Whether it’s drone hunters chasing them through or freight indifferently blocking their path, the game never lets the fragility of the bikers get far from the player’s mind, but it’s this fragility that makes the combat all the more satisfying.
While navigating jumps and avoiding obstacles, the player can weave back and forth between two lanes using the impressive bike controls – during combat, this maneuverability allows the players to dash, sideswipe, and charge foes into oblivion. Between ranged-weapon consumables, rechargeable attack skills, and the aforementioned buzzsaw wheels, the battles are quick and brutal — sparks fly everywhere as robots are torn apart or blasted to pieces. Steel Rats is offering a new kind of videogame combat, and given how satisfying it is to pop a wheelie and use it to slam a flaming saw into a robot’s torso, I think it’s going to be successful.
Steel Rats offered challenging, bite-sized thrills. No area is meant to last more than a couple of minutes to ensure replayability. In addition to plot collectibles, players have tasks to accomplish in order to earn the scrap they’ll need to upgrade their characters and bikes – I ran through a couple of the levels multiple times, and noticed my skills quickly improving as I developed a feel for the handling and the game’s interpretation of gravity.
Steel Rats has innovative combat and a stunning visual aestheic, but most importantly for me, it offers a promise of justification for all of its stunt-based mayhem. Finally there’s a goal in mind as I smash through obstacles and backflip over explosions. I can’t wait to check out the finished product and see exactly what that justification winds up being!

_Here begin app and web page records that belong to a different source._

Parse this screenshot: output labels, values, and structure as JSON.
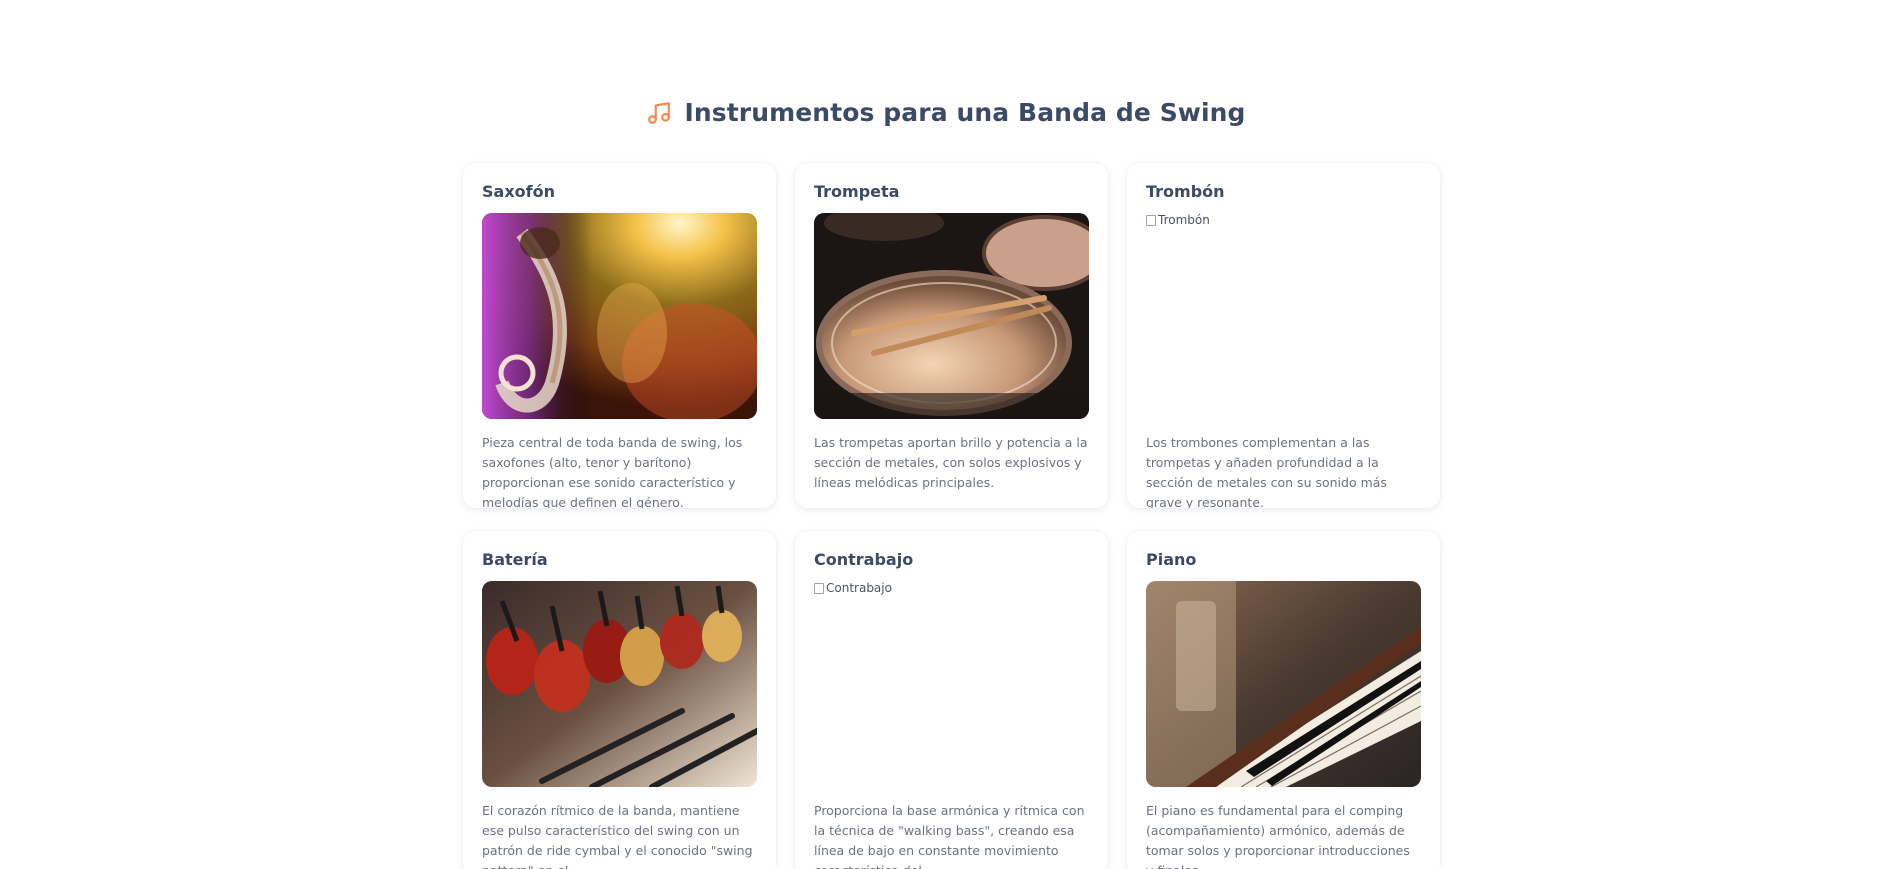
{
  "page": {
    "title": "Instrumentos para una Banda de Swing",
    "title_icon": "music-note-icon",
    "accent_color": "#f4884b"
  },
  "cards": [
    {
      "title": "Saxofón",
      "image_alt": "Saxofón",
      "image_loaded": true,
      "image_subject": "saxophone-concert-photo",
      "description": "Pieza central de toda banda de swing, los saxofones (alto, tenor y barítono) proporcionan ese sonido característico y melodías que definen el género."
    },
    {
      "title": "Trompeta",
      "image_alt": "Trompeta",
      "image_loaded": true,
      "image_subject": "drum-and-sticks-photo",
      "description": "Las trompetas aportan brillo y potencia a la sección de metales, con solos explosivos y líneas melódicas principales."
    },
    {
      "title": "Trombón",
      "image_alt": "Trombón",
      "image_loaded": false,
      "image_subject": "broken-image",
      "description": "Los trombones complementan a las trompetas y añaden profundidad a la sección de metales con su sonido más grave y resonante."
    },
    {
      "title": "Batería",
      "image_alt": "Batería",
      "image_loaded": true,
      "image_subject": "guitar-rack-photo",
      "description": "El corazón rítmico de la banda, mantiene ese pulso característico del swing con un patrón de ride cymbal y el conocido \"swing pattern\" en el"
    },
    {
      "title": "Contrabajo",
      "image_alt": "Contrabajo",
      "image_loaded": false,
      "image_subject": "broken-image",
      "description": "Proporciona la base armónica y rítmica con la técnica de \"walking bass\", creando esa línea de bajo en constante movimiento característica del"
    },
    {
      "title": "Piano",
      "image_alt": "Piano",
      "image_loaded": true,
      "image_subject": "piano-keys-photo",
      "description": "El piano es fundamental para el comping (acompañamiento) armónico, además de tomar solos y proporcionar introducciones y finales."
    }
  ]
}
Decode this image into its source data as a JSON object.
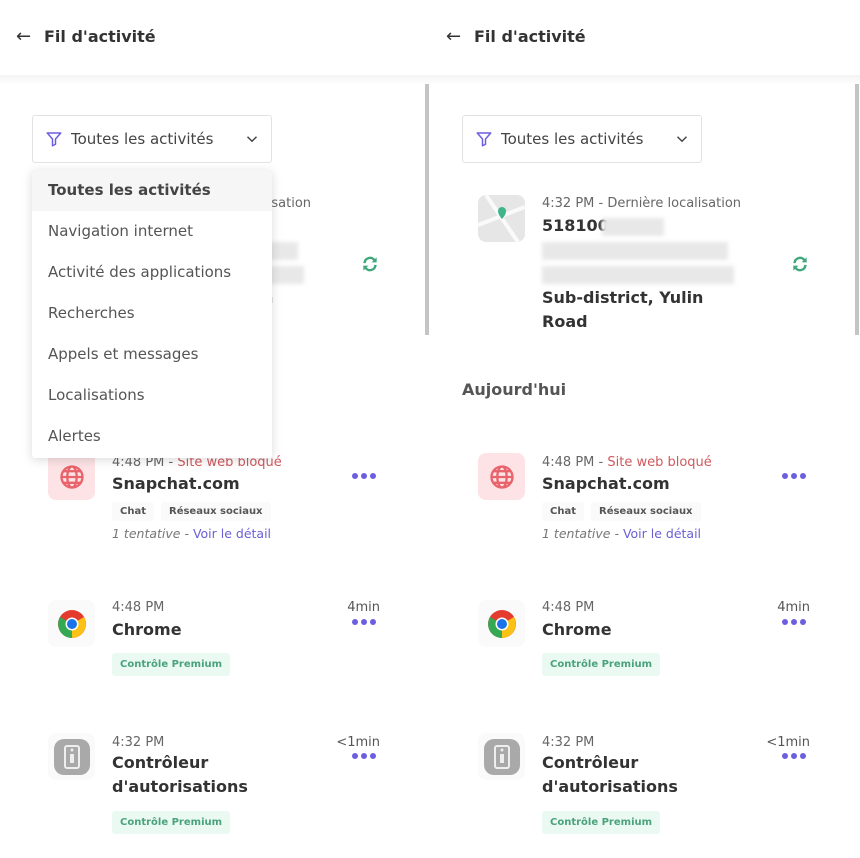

Nothing relevant to this conversation, that's for sure! Because we're here to talk about (sorry, write and read about, respectively) GC_Danny, who's updating this profile for the first time in thirteen years!
So let's take a gander back at that time and see what's happened! In addition to writing hundreds of video game reviews, Dan produced a book that can be legally purchased by almost anyone! He also wrote two short films, two episodes of television, and two movies! Although, sadly, and through much fault of his own, the movies have yet to be released.
In addition to general game reviewing, he's also dabbled in more long-form work, writing some of the longest and most comprehensive game reviews of all time. Then there's his non-GameCritics blogging, where he's famous as the world's foremost expert on the TV show Criminal Minds, as well as the co-host of a weekly podcast - he's even working on a new videogame/critical experiment, which you can find out more about here!
If all that wasn't enough, just a few months ago he rebranded himself as 'The Hidden Object Guru', hoping to stake another claim of ultimate expertise, this time over a genre of casual games! Will he be successful? Only time will tell, but you're free to join the thrilling ride at his YouTube channel!
Latest posts by Daniel Weissenberger (see all)
- The Missing: J.J. Macfield And The Island Of Memories Review - October 16, 2018
- Citrouille Review - October 12, 2018
- Fist of the North Star: Lost Paradise Review - October 10, 2018